I’m worried that I won’t be told before my Hubs are edited and that I won’t be able to talk to my Editor.

Communication is a very important part of the editing process. If your Hubs are eligible, you will receive an email notification one week before editing begins; plus, there will be a notice in your My Account Page. You will receive a second email on the day that your Editor is scheduled to begin working on your Hubs. The second email introduces your editor and lists the Hub(s) that he or she will be editing.

Once you have received the second email notice, you are encouraged to email your editor directly and let him or her know how involved you would like to be in the process. If you’d prefer not to be bothered, you don’t need to email—we’ll take care of everything for you. If, however, you have concerns that you would like to discuss with your Editor, don’t hesitate to write a note.

I’m afraid the Editor won’t respect my voice as a writer; I’ve heard about some bad experiences like this in the Forums.

Our Editors are primarily concerned with spelling, grammar, formatting, and factual accuracy. They work as hard as possible to maintain the tone and style of the original work.

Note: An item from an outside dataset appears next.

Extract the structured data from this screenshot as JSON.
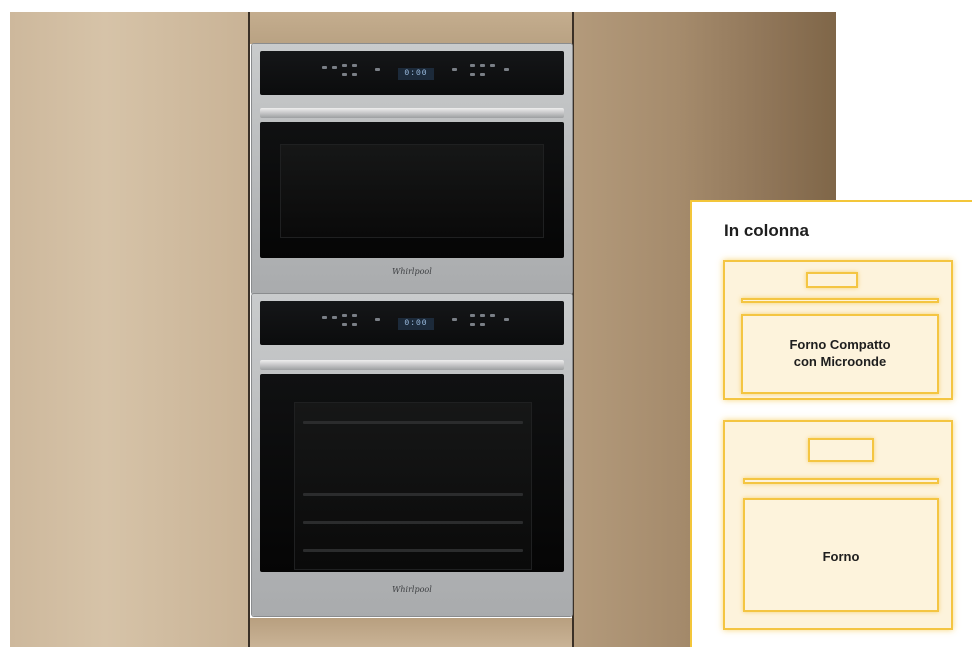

It’s true that a very small number of Hubbers were not happy with their edits, but it’s also important to keep in mind that our feedback from Hubbers who have been part of the program so far has been overwhelmingly positive. Asking to be kept up to date with the changes your Editor is making can go a long way to make your experience a good one too; the Editors are professionals and want to work with you, not against you.

I’m concerned about the changes going live before I have the chance to look them over.

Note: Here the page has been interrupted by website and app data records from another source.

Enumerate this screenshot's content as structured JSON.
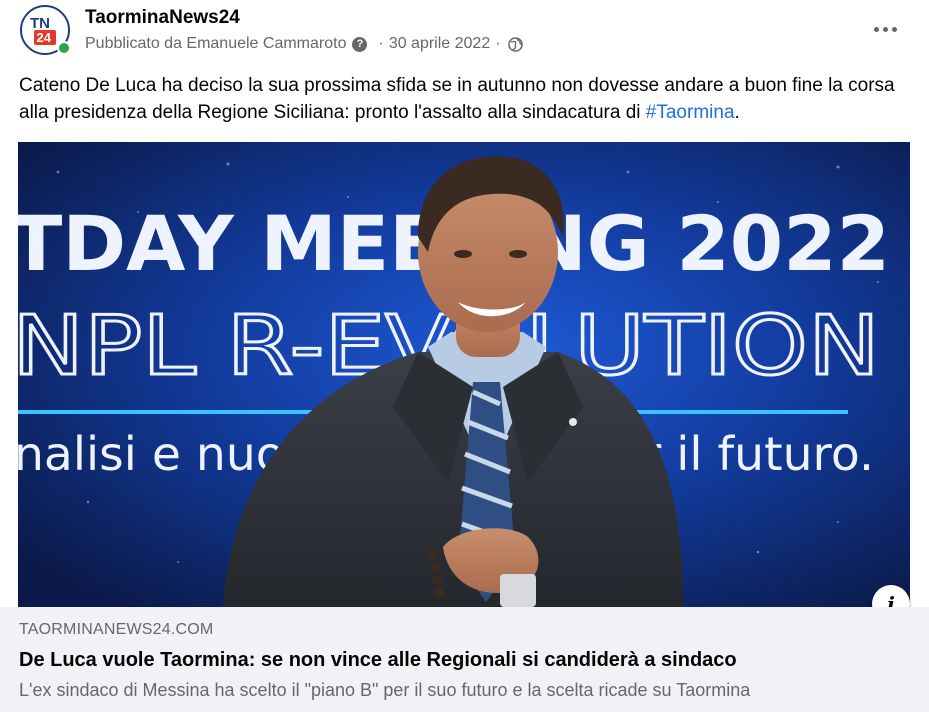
{
  "post": {
    "page_name": "TaorminaNews24",
    "avatar_text": "TN24",
    "published_by": "Pubblicato da Emanuele Cammaroto",
    "question_mark": "?",
    "separator": "·",
    "date": "30 aprile 2022",
    "privacy_icon": "globe-icon",
    "more_icon": "more-horizontal-icon",
    "text": "Cateno De Luca ha deciso la sua prossima sfida se in autunno non dovesse andare a buon fine la corsa alla presidenza della Regione Siciliana: pronto l'assalto alla sindacatura di ",
    "hashtag": "#Taormina",
    "text_end": "."
  },
  "media": {
    "screen_line1": "TDAY MEETING 2022",
    "screen_line2": "NPL R-EVOLUTION",
    "screen_line3": "nalisi e nuove strategie per il futuro.",
    "colors": {
      "background": "#0b1a4a",
      "glow": "#1e5ad8",
      "text": "#eef3ff",
      "accent": "#39c4ff"
    }
  },
  "link_preview": {
    "domain": "TAORMINANEWS24.COM",
    "title": "De Luca vuole Taormina: se non vince alle Regionali si candiderà a sindaco",
    "description": "L'ex sindaco di Messina ha scelto il \"piano B\" per il suo futuro e la scelta ricade su Taormina",
    "info_label": "i",
    "info_icon": "info-icon"
  }
}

It’s true that you won’t be able to edit your Hubs for about one week on average while a HubPro Editor is working on them (simply because the HubTool is not built to accommodate more than one user at a time and we don’t want to risk losing any of your Hub’s content), and that the changes to your Hub will go live automatically as the Editor makes them. However, your Hubs will remain published throughout (meaning you will continue to earn from them), and the Editors are careful to always leave your Hubs in a presentable state.

Additionally, you are free to revert any changes you aren’t happy with when the process is over (you’ll be provided with before and after versions of your Hub for comparison), and through close communication with your Editor, you can retain a lot of control over the types of edits that are made and the information that is edited. If you ask, your Editor will be happy to explain the changes made to your text and check with you first for approval before adding content or making factual corrections.

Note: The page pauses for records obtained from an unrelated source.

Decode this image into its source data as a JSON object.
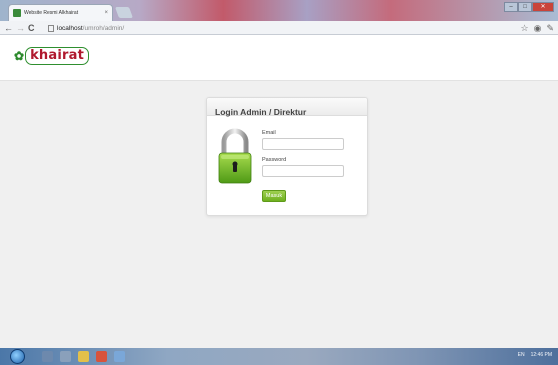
{
  "browser": {
    "tab_title": "Website Resmi Alkhairat",
    "tab_close": "×",
    "url_host": "localhost",
    "url_path": "/umroh/admin/",
    "back": "←",
    "forward": "→",
    "reload": "C",
    "star": "☆"
  },
  "site": {
    "logo_text": "khairat"
  },
  "login": {
    "title": "Login Admin / Direktur",
    "email_label": "Email",
    "email_value": "",
    "password_label": "Password",
    "password_value": "",
    "submit_label": "Masuk"
  },
  "taskbar": {
    "lang": "EN",
    "time": "12:46 PM"
  },
  "colors": {
    "brand_red": "#b0192e",
    "brand_green": "#2f8f2f",
    "button_green": "#7fbf2a",
    "lock_green": "#7cbf2d"
  }
}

I don’t trust the Editors. What are their qualifications?

Our HubPro Editors are all highly qualified with postgraduate degrees and extensive professional editing experience. We chose the best of the best from a very large pool of candidates, and we think you’ll be impressed with them too. That’s why we’ve decided to start a new HubPages Blog series introducing each of the Editors and taking a more in-depth look at their qualifications starting next week. Stay tuned to meet them! You won’t be disappointed. :)